YOUR GOAL: Each line below is to be copied exactly; images do not go into the copy.

BEGIN

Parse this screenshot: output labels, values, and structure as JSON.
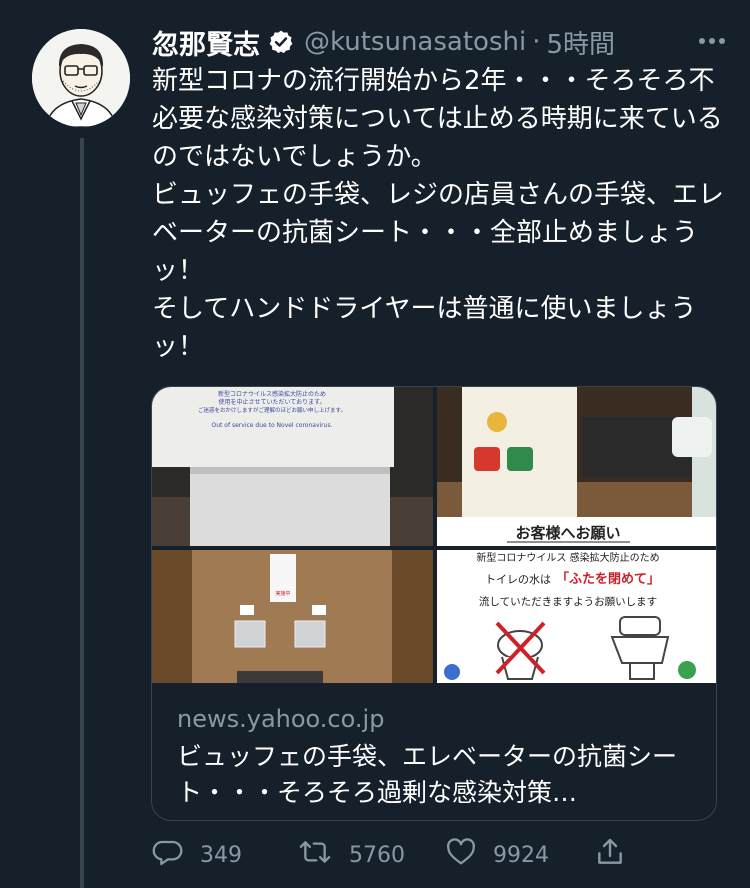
{
  "tweet": {
    "display_name": "忽那賢志",
    "handle": "@kutsunasatoshi",
    "separator": "·",
    "time": "5時間",
    "text": "新型コロナの流行開始から2年・・・そろそろ不必要な感染対策については止める時期に来ているのではないでしょうか。\nビュッフェの手袋、レジの店員さんの手袋、エレベーターの抗菌シート・・・全部止めましょうッ！\nそしてハンドドライヤーは普通に使いましょうッ！"
  },
  "card": {
    "domain": "news.yahoo.co.jp",
    "title": "ビュッフェの手袋、エレベーターの抗菌シート・・・そろそろ過剰な感染対策…",
    "image_text": {
      "notice_line1": "新型コロナウイルス感染拡大防止のため",
      "notice_line2": "使用を中止させていただいております。",
      "notice_line3": "ご迷惑をおかけしますがご理解のほどお願い申し上げます。",
      "notice_en": "Out of service due to Novel coronavirus.",
      "sign_title": "お客様へお願い",
      "sign_line1": "新型コロナウイルス 感染拡大防止のため",
      "sign_line2a": "トイレの水は",
      "sign_line2b": "「ふたを閉めて」",
      "sign_line3": "流していただきますようお願いします",
      "elevator_label": "実施中"
    }
  },
  "actions": {
    "reply_count": "349",
    "retweet_count": "5760",
    "like_count": "9924"
  },
  "icons": {
    "verified": "verified-badge-icon",
    "more": "more-icon",
    "reply": "reply-icon",
    "retweet": "retweet-icon",
    "like": "like-icon",
    "share": "share-icon"
  },
  "colors": {
    "background": "#15202b",
    "secondary_text": "#8899a6",
    "border": "#38444d",
    "sign_red": "#d0202a"
  }
}
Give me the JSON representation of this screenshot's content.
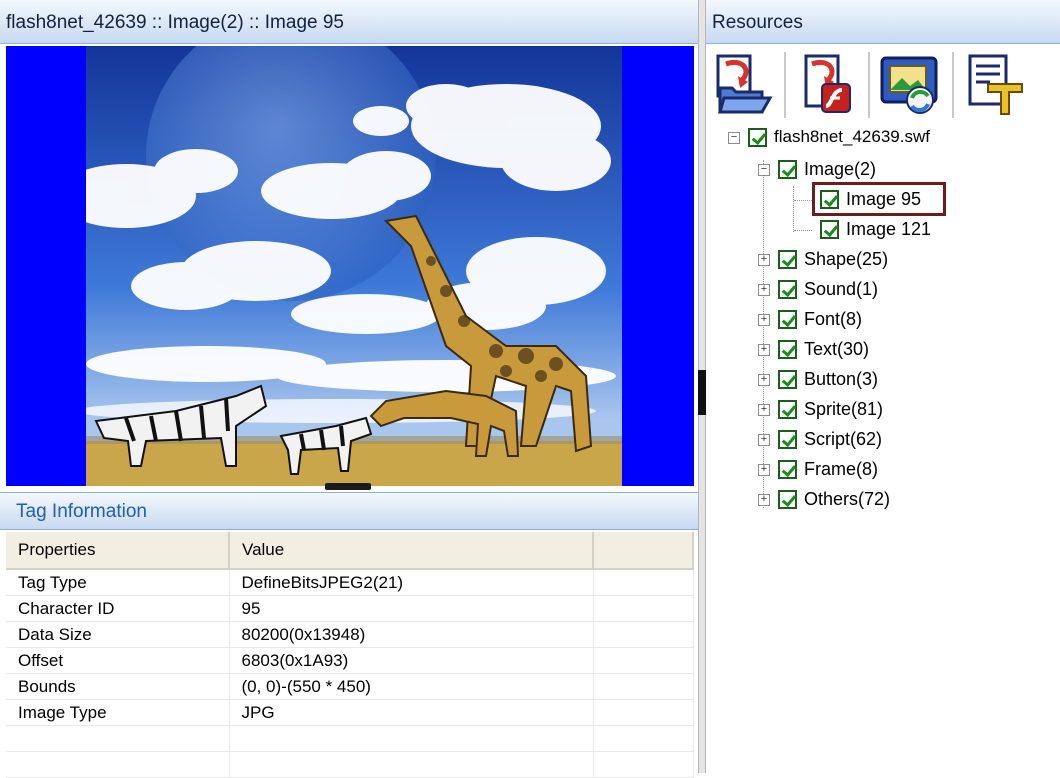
{
  "left_pane": {
    "title": "flash8net_42639 :: Image(2) :: Image 95"
  },
  "tag_info": {
    "title": "Tag Information",
    "columns": [
      "Properties",
      "Value",
      ""
    ],
    "rows": [
      {
        "property": "Tag Type",
        "value": "DefineBitsJPEG2(21)"
      },
      {
        "property": "Character ID",
        "value": "95"
      },
      {
        "property": "Data Size",
        "value": "80200(0x13948)"
      },
      {
        "property": "Offset",
        "value": "6803(0x1A93)"
      },
      {
        "property": "Bounds",
        "value": "(0, 0)-(550 * 450)"
      },
      {
        "property": "Image Type",
        "value": "JPG"
      },
      {
        "property": "",
        "value": ""
      },
      {
        "property": "",
        "value": ""
      }
    ]
  },
  "right_pane": {
    "title": "Resources",
    "toolbar": [
      "open-folder-icon",
      "export-flash-icon",
      "replace-image-icon",
      "font-text-icon"
    ],
    "tree": {
      "root": "flash8net_42639.swf",
      "image_group": "Image(2)",
      "images": [
        "Image 95",
        "Image 121"
      ],
      "selected": "Image 95",
      "groups": [
        "Shape(25)",
        "Sound(1)",
        "Font(8)",
        "Text(30)",
        "Button(3)",
        "Sprite(81)",
        "Script(62)",
        "Frame(8)",
        "Others(72)"
      ]
    }
  },
  "colors": {
    "preview_background": "#0000ff",
    "panel_title_gradient": "#c7d9f1",
    "selection_border": "#6b1d1d",
    "check_color": "#1a8a1a"
  }
}
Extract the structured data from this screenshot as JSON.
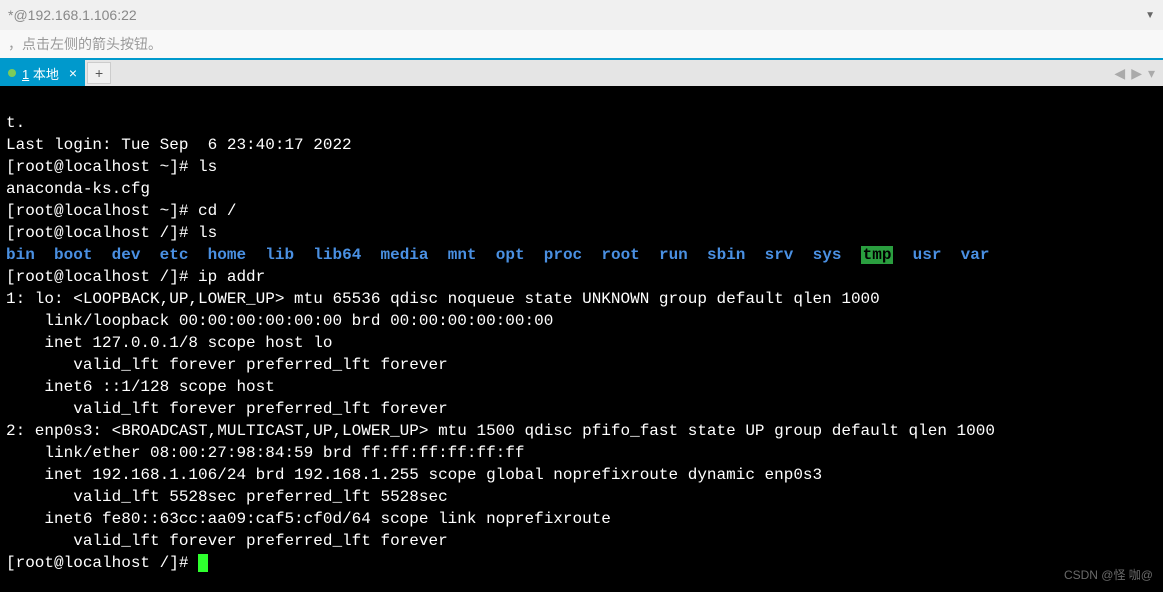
{
  "titlebar": {
    "text": "*@192.168.1.106:22"
  },
  "hintbar": {
    "text": "，点击左侧的箭头按钮。"
  },
  "tabs": {
    "active": {
      "num": "1",
      "label": "本地"
    },
    "add": "+"
  },
  "terminal": {
    "lines": {
      "l0": "t.",
      "l1": "Last login: Tue Sep  6 23:40:17 2022",
      "p1_prompt": "[root@localhost ~]# ",
      "p1_cmd": "ls",
      "l3": "anaconda-ks.cfg",
      "p2_prompt": "[root@localhost ~]# ",
      "p2_cmd": "cd /",
      "p3_prompt": "[root@localhost /]# ",
      "p3_cmd": "ls",
      "dirs": [
        "bin",
        "boot",
        "dev",
        "etc",
        "home",
        "lib",
        "lib64",
        "media",
        "mnt",
        "opt",
        "proc",
        "root",
        "run",
        "sbin",
        "srv",
        "sys",
        "tmp",
        "usr",
        "var"
      ],
      "p4_prompt": "[root@localhost /]# ",
      "p4_cmd": "ip addr",
      "ip1": "1: lo: <LOOPBACK,UP,LOWER_UP> mtu 65536 qdisc noqueue state UNKNOWN group default qlen 1000",
      "ip2": "    link/loopback 00:00:00:00:00:00 brd 00:00:00:00:00:00",
      "ip3": "    inet 127.0.0.1/8 scope host lo",
      "ip4": "       valid_lft forever preferred_lft forever",
      "ip5": "    inet6 ::1/128 scope host",
      "ip6": "       valid_lft forever preferred_lft forever",
      "ip7": "2: enp0s3: <BROADCAST,MULTICAST,UP,LOWER_UP> mtu 1500 qdisc pfifo_fast state UP group default qlen 1000",
      "ip8": "    link/ether 08:00:27:98:84:59 brd ff:ff:ff:ff:ff:ff",
      "ip9": "    inet 192.168.1.106/24 brd 192.168.1.255 scope global noprefixroute dynamic enp0s3",
      "ip10": "       valid_lft 5528sec preferred_lft 5528sec",
      "ip11": "    inet6 fe80::63cc:aa09:caf5:cf0d/64 scope link noprefixroute",
      "ip12": "       valid_lft forever preferred_lft forever",
      "p5_prompt": "[root@localhost /]# "
    }
  },
  "watermark": "CSDN @怪 咖@"
}
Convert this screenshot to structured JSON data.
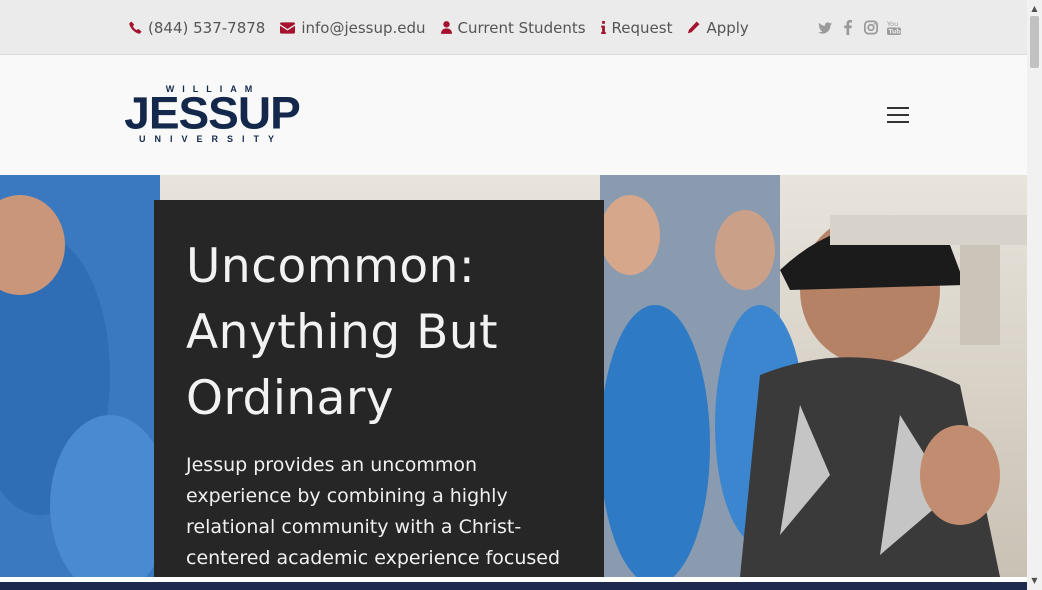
{
  "topbar": {
    "phone": "(844) 537-7878",
    "email": "info@jessup.edu",
    "students": "Current Students",
    "request": "Request",
    "apply": "Apply",
    "social_icons": [
      "twitter-icon",
      "facebook-icon",
      "instagram-icon",
      "youtube-icon"
    ]
  },
  "logo": {
    "top_text": "WILLIAM",
    "main_text": "JESSUP",
    "bottom_text": "UNIVERSITY"
  },
  "hero": {
    "title_lines": [
      "Uncommon:",
      "Anything But",
      "Ordinary"
    ],
    "body": "Jessup provides an uncommon experience by combining a highly relational community with a Christ-centered academic experience focused on how to"
  },
  "colors": {
    "accent": "#a4122e",
    "brand_navy": "#14284b",
    "topbar_bg": "#ebebeb",
    "card_bg": "#262626"
  }
}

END

RESPONSE TO THIS EXERCISE:
Parse this screenshot: output labels, values, and structure as JSON.
{
  "tweet": {
    "display_name": "忽那賢志",
    "handle": "@kutsunasatoshi",
    "separator": "·",
    "time": "5時間",
    "text": "新型コロナの流行開始から2年・・・そろそろ不必要な感染対策については止める時期に来ているのではないでしょうか。\nビュッフェの手袋、レジの店員さんの手袋、エレベーターの抗菌シート・・・全部止めましょうッ！\nそしてハンドドライヤーは普通に使いましょうッ！"
  },
  "card": {
    "domain": "news.yahoo.co.jp",
    "title": "ビュッフェの手袋、エレベーターの抗菌シート・・・そろそろ過剰な感染対策…",
    "image_text": {
      "notice_line1": "新型コロナウイルス感染拡大防止のため",
      "notice_line2": "使用を中止させていただいております。",
      "notice_line3": "ご迷惑をおかけしますがご理解のほどお願い申し上げます。",
      "notice_en": "Out of service due to Novel coronavirus.",
      "sign_title": "お客様へお願い",
      "sign_line1": "新型コロナウイルス 感染拡大防止のため",
      "sign_line2a": "トイレの水は",
      "sign_line2b": "「ふたを閉めて」",
      "sign_line3": "流していただきますようお願いします",
      "elevator_label": "実施中"
    }
  },
  "actions": {
    "reply_count": "349",
    "retweet_count": "5760",
    "like_count": "9924"
  },
  "icons": {
    "verified": "verified-badge-icon",
    "more": "more-icon",
    "reply": "reply-icon",
    "retweet": "retweet-icon",
    "like": "like-icon",
    "share": "share-icon"
  },
  "colors": {
    "background": "#15202b",
    "secondary_text": "#8899a6",
    "border": "#38444d",
    "sign_red": "#d0202a"
  }
}
Give me the JSON representation of this screenshot's content.
{
  "left_pane": {
    "title": "flash8net_42639 :: Image(2) :: Image 95"
  },
  "tag_info": {
    "title": "Tag Information",
    "columns": [
      "Properties",
      "Value",
      ""
    ],
    "rows": [
      {
        "property": "Tag Type",
        "value": "DefineBitsJPEG2(21)"
      },
      {
        "property": "Character ID",
        "value": "95"
      },
      {
        "property": "Data Size",
        "value": "80200(0x13948)"
      },
      {
        "property": "Offset",
        "value": "6803(0x1A93)"
      },
      {
        "property": "Bounds",
        "value": "(0, 0)-(550 * 450)"
      },
      {
        "property": "Image Type",
        "value": "JPG"
      },
      {
        "property": "",
        "value": ""
      },
      {
        "property": "",
        "value": ""
      }
    ]
  },
  "right_pane": {
    "title": "Resources",
    "toolbar": [
      "open-folder-icon",
      "export-flash-icon",
      "replace-image-icon",
      "font-text-icon"
    ],
    "tree": {
      "root": "flash8net_42639.swf",
      "image_group": "Image(2)",
      "images": [
        "Image 95",
        "Image 121"
      ],
      "selected": "Image 95",
      "groups": [
        "Shape(25)",
        "Sound(1)",
        "Font(8)",
        "Text(30)",
        "Button(3)",
        "Sprite(81)",
        "Script(62)",
        "Frame(8)",
        "Others(72)"
      ]
    }
  },
  "colors": {
    "preview_background": "#0000ff",
    "panel_title_gradient": "#c7d9f1",
    "selection_border": "#6b1d1d",
    "check_color": "#1a8a1a"
  }
}
Extract the structured data from this screenshot as JSON.
{
  "titlebar": {
    "text": "*@192.168.1.106:22"
  },
  "hintbar": {
    "text": "，点击左侧的箭头按钮。"
  },
  "tabs": {
    "active": {
      "num": "1",
      "label": "本地"
    },
    "add": "+"
  },
  "terminal": {
    "lines": {
      "l0": "t.",
      "l1": "Last login: Tue Sep  6 23:40:17 2022",
      "p1_prompt": "[root@localhost ~]# ",
      "p1_cmd": "ls",
      "l3": "anaconda-ks.cfg",
      "p2_prompt": "[root@localhost ~]# ",
      "p2_cmd": "cd /",
      "p3_prompt": "[root@localhost /]# ",
      "p3_cmd": "ls",
      "dirs": [
        "bin",
        "boot",
        "dev",
        "etc",
        "home",
        "lib",
        "lib64",
        "media",
        "mnt",
        "opt",
        "proc",
        "root",
        "run",
        "sbin",
        "srv",
        "sys",
        "tmp",
        "usr",
        "var"
      ],
      "p4_prompt": "[root@localhost /]# ",
      "p4_cmd": "ip addr",
      "ip1": "1: lo: <LOOPBACK,UP,LOWER_UP> mtu 65536 qdisc noqueue state UNKNOWN group default qlen 1000",
      "ip2": "    link/loopback 00:00:00:00:00:00 brd 00:00:00:00:00:00",
      "ip3": "    inet 127.0.0.1/8 scope host lo",
      "ip4": "       valid_lft forever preferred_lft forever",
      "ip5": "    inet6 ::1/128 scope host",
      "ip6": "       valid_lft forever preferred_lft forever",
      "ip7": "2: enp0s3: <BROADCAST,MULTICAST,UP,LOWER_UP> mtu 1500 qdisc pfifo_fast state UP group default qlen 1000",
      "ip8": "    link/ether 08:00:27:98:84:59 brd ff:ff:ff:ff:ff:ff",
      "ip9": "    inet 192.168.1.106/24 brd 192.168.1.255 scope global noprefixroute dynamic enp0s3",
      "ip10": "       valid_lft 5528sec preferred_lft 5528sec",
      "ip11": "    inet6 fe80::63cc:aa09:caf5:cf0d/64 scope link noprefixroute",
      "ip12": "       valid_lft forever preferred_lft forever",
      "p5_prompt": "[root@localhost /]# "
    }
  },
  "watermark": "CSDN @怪 咖@"
}
Convert this screenshot to structured JSON data.
{
  "topbar": {
    "phone": "(844) 537-7878",
    "email": "info@jessup.edu",
    "students": "Current Students",
    "request": "Request",
    "apply": "Apply",
    "social_icons": [
      "twitter-icon",
      "facebook-icon",
      "instagram-icon",
      "youtube-icon"
    ]
  },
  "logo": {
    "top_text": "WILLIAM",
    "main_text": "JESSUP",
    "bottom_text": "UNIVERSITY"
  },
  "hero": {
    "title_lines": [
      "Uncommon:",
      "Anything But",
      "Ordinary"
    ],
    "body": "Jessup provides an uncommon experience by combining a highly relational community with a Christ-centered academic experience focused on how to"
  },
  "colors": {
    "accent": "#a4122e",
    "brand_navy": "#14284b",
    "topbar_bg": "#ebebeb",
    "card_bg": "#262626"
  }
}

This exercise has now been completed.